As the former innovation leader for a large financial services institution, I experienced the challenges first-hand of trying to bring social innovations to life. I experienced the humility of simply trying to explain to board members how social media innovations could help us and was politely rejected. I made a mental note to never bring any social business innovations before board members again.
I sadly watched promising social business innovations get watered down to the point of drowning. I witnessed young, motivated social media stars get brought in to lead our programs only to be worn down by regulations, policies and internal committees that quickly reduced their egalitarian, social ideas to run-of-the-mill communications or sales efforts. In essence, I failed at launching social business innovations. All those failed experiences helped me realize that social business innovations in an established and conservative financial services company would require special methods. I then took more long term tact to launch social innovations, and in the process discovered three practical solutions that helped create a space where social business innovation could succeed.
1) Protect the early development of key social business innovations. Some of the more disruptive ideas are just too foreign to exist within the operational environment of an established company. Social business innovations usually fit that category. For those ideas, there must be a protected environment where ideas can grow and incubate. They must be protected either through a separate structure with different approval gates, or through a laboratory type environment where social media experimentation is allowed and mistakes are forgiven.
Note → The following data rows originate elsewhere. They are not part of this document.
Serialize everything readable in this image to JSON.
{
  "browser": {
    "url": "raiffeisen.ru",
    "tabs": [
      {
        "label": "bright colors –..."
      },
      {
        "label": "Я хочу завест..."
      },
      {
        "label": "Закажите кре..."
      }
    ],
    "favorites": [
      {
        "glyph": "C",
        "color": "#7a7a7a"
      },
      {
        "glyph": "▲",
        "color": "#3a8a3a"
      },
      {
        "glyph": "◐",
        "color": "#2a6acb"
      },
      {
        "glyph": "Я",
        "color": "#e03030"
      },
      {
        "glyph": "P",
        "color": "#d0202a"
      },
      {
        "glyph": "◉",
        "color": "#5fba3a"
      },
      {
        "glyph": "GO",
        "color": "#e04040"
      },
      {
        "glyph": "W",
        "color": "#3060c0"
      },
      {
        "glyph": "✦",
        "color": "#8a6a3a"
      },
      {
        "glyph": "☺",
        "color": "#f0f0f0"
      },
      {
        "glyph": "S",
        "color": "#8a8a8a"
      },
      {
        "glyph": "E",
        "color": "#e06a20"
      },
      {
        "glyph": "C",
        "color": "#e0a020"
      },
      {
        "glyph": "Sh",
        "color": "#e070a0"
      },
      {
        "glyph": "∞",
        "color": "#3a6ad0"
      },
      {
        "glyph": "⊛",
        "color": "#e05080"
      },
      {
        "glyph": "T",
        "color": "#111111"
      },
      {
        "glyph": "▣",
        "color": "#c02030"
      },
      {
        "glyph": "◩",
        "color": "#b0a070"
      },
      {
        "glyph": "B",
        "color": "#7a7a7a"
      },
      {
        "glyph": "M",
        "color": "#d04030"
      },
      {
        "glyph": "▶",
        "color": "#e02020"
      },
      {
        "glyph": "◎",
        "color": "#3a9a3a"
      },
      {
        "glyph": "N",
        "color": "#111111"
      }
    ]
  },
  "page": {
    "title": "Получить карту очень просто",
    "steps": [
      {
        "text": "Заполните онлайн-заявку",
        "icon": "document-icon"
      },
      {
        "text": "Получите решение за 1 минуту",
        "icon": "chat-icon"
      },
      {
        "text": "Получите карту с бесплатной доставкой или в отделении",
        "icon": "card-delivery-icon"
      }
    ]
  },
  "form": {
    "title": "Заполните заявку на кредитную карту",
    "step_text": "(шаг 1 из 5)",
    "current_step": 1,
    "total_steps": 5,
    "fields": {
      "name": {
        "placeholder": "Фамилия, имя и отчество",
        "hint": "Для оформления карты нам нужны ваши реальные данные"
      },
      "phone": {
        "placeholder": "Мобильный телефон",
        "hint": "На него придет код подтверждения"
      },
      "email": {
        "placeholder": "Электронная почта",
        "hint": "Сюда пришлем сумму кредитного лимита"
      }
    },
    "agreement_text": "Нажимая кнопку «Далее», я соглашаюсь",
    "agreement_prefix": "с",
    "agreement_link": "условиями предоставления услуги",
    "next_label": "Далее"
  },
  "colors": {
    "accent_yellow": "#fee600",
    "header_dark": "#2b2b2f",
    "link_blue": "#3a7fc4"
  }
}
With some protection from the large company culture, social ideas can grow. The idea of incubation isnât new, but it needs to be modified a bit to be effective for social business.